Jodi Gieser is a master gardener who uses real evergreens in decorating, and not just for Christmas. She put together some Thanksgiving swags and a centerpiece for a recent lunchtime lecture at Botanica. As she told me, “Evergreen is with us 12 months out of the year.”
Evergreens are with us year-round because they never drop their leaves. Because of that, they continue to lose moisture through their foliage, even in the winter. And that’s why it’s important to keep evergreens watered throughout the year, including winter.
Jodi recommends cutting fronds of evergreen from full trees or shrubs from your own property or a friend’s with permission, or a sample from nice and full cedars in roadside hedgerows in the country.
It’s a special challenge to keep evergreens looking good indoors, because when used in garlands and centerpieces, they often are not in water. But Jodi plumps them up with moisture before leaving them to the ravages of central heat: She mashes the stems and puts them in a bucket of water overnight. Then she sprays the boughs with the anti-desiccant Wilt-Pruf, available at garden centers.
Jodi also uses ornamental grasses in arrangements, and that sounds particularly pretty for Thanksgiving.
“Any of the grasses work really well,” she said. “You can also take a bundle of them and tie them and use them kind of cornstalk-style.”
That gives Jodi the idea for a three-sisters-garden centerpiece that would be ideal for Thanksgiving. The Indians taught the pilgrims how to plant three-sisters-style: corn in the middle, then beans around the edges to climb the corn, then squash or pumpkins around the beans to act as a weed-smothering ground cover. Jodi envisions a shock of ornamental grasses in the middle of a Thanksgiving table surrounded by gourds or little squash and then some pinto or white beans — or whatever color bean matches the decor — sprinkled around the squash.
Unfortunately, not all ornamental grasses fared well in the hot summer, so you may have to hunt carefully for some good specimen.
Robin Dresma, a research assistant at the Olathe Horticulture Research and Extension Center, has reported on the ornamental grass trials there. Most of the grasses are in their fourth season and, planted in full sun, did not receive any supplemental water during the summer.
Grasses that did not do well:
• Several Miscanthus sinensis cultivars. The commonly used Gracillimus did not put out any flowers, and much of the foliage browned prematurely. Miscanthus sinensis Strictus, or Porcupine grass, was much shorter than usual this year, did not flower and was pretty unsightly overall. Miscanthus sinensis Little Zebra also seemed especially susceptible to heat stress.

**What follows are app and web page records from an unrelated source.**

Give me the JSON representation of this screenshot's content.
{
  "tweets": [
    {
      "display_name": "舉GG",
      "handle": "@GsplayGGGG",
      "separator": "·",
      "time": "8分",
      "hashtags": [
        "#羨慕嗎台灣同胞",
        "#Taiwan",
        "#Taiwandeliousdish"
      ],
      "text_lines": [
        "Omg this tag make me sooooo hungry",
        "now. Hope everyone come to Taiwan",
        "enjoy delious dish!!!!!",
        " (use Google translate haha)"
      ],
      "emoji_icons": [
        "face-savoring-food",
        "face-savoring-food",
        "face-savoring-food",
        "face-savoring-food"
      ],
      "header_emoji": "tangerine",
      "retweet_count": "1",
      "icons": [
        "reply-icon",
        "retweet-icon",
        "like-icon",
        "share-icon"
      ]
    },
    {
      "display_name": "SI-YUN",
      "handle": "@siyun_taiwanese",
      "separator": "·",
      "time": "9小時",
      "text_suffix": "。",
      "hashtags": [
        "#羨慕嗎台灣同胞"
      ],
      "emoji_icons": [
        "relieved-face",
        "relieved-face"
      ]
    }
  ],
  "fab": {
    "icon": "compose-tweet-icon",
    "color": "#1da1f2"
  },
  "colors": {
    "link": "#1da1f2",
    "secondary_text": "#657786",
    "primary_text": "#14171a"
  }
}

• The perennial fountain grasses were quick to turn brown. Some didn’t even bloom, including Pennisetum alopecuroides National Arboretum.
“This is usually a very vigorous grass that would be overcrowding the plot and covered in fuzzy seedheads. It will be interesting to see how it overwinters after such a disappointing year.”
Grasses that look good:
• Miscanthus sinensis Adagio and Yaku Jima.
• Most of the switchgrass cultivars (Panicum virgatum).
Robin goes on to add that there has been some reseeding of switchgrass cultivars — something to keep in mind when choosing ornamental grasses.
I can’t imagine winter without evergreens or the rustle and waving of ornamental grasses.
There are some seminars coming up where you can make fresh evergreen wreaths and containers for the porch.
Johnson’s Garden Center will have wreath-making seminars at 10 a.m. Nov. 26 and Dec. 3 and at 2:30 p.m. Nov. 27 and Dec. 4, at all locations. Cost of $15 includes ring and mixed greens. Johnson’s will offer holiday porch pot seminars at 2 p.m. Nov. 26 and Dec. 3 at all locations. The cost of $30 includes mixed greens, berries, pinecones and a pot. To register, call the location where you will attend: 6225 E. Shadybrook (21st and Woodlawn), 316-687-5451; 2707 W. 13th St., 316-942-1443; or 802 N. Ridge Road, 316-943-0494.
The how-to portion of the holiday-pots seminar also will be offered as a lunchtime lecture at Botanica on Nov. 30. The lecture, at 12:15 p.m., is included in Botanica admission. (This will not include the hands-on portion.)